Data about app and page elements:
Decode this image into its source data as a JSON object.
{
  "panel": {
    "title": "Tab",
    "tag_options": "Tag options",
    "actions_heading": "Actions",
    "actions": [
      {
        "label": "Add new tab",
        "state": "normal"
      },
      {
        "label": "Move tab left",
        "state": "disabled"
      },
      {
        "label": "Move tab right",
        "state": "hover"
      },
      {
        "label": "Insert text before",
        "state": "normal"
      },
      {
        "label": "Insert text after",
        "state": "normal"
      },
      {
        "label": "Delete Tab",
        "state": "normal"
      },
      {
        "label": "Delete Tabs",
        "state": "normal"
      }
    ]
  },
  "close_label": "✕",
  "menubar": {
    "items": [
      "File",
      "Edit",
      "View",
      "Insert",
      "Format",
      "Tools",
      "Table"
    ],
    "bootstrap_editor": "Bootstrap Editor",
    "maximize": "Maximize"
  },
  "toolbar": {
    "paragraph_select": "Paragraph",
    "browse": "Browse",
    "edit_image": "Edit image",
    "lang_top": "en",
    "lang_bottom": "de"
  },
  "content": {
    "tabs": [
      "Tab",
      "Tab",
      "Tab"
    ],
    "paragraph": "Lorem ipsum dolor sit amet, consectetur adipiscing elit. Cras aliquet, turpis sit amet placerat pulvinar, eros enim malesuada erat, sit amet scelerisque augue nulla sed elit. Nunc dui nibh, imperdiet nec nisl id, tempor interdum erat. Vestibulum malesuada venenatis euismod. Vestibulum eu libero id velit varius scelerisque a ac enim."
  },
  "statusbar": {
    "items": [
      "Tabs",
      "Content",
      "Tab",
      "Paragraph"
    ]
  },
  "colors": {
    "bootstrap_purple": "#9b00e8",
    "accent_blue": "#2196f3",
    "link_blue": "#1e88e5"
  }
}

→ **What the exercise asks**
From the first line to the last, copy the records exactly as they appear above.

→ **Response**
Decode this image into its source data as a JSON object.
{
  "panel": {
    "title": "Tab",
    "tag_options": "Tag options",
    "actions_heading": "Actions",
    "actions": [
      {
        "label": "Add new tab",
        "state": "normal"
      },
      {
        "label": "Move tab left",
        "state": "disabled"
      },
      {
        "label": "Move tab right",
        "state": "hover"
      },
      {
        "label": "Insert text before",
        "state": "normal"
      },
      {
        "label": "Insert text after",
        "state": "normal"
      },
      {
        "label": "Delete Tab",
        "state": "normal"
      },
      {
        "label": "Delete Tabs",
        "state": "normal"
      }
    ]
  },
  "close_label": "✕",
  "menubar": {
    "items": [
      "File",
      "Edit",
      "View",
      "Insert",
      "Format",
      "Tools",
      "Table"
    ],
    "bootstrap_editor": "Bootstrap Editor",
    "maximize": "Maximize"
  },
  "toolbar": {
    "paragraph_select": "Paragraph",
    "browse": "Browse",
    "edit_image": "Edit image",
    "lang_top": "en",
    "lang_bottom": "de"
  },
  "content": {
    "tabs": [
      "Tab",
      "Tab",
      "Tab"
    ],
    "paragraph": "Lorem ipsum dolor sit amet, consectetur adipiscing elit. Cras aliquet, turpis sit amet placerat pulvinar, eros enim malesuada erat, sit amet scelerisque augue nulla sed elit. Nunc dui nibh, imperdiet nec nisl id, tempor interdum erat. Vestibulum malesuada venenatis euismod. Vestibulum eu libero id velit varius scelerisque a ac enim."
  },
  "statusbar": {
    "items": [
      "Tabs",
      "Content",
      "Tab",
      "Paragraph"
    ]
  },
  "colors": {
    "bootstrap_purple": "#9b00e8",
    "accent_blue": "#2196f3",
    "link_blue": "#1e88e5"
  }
}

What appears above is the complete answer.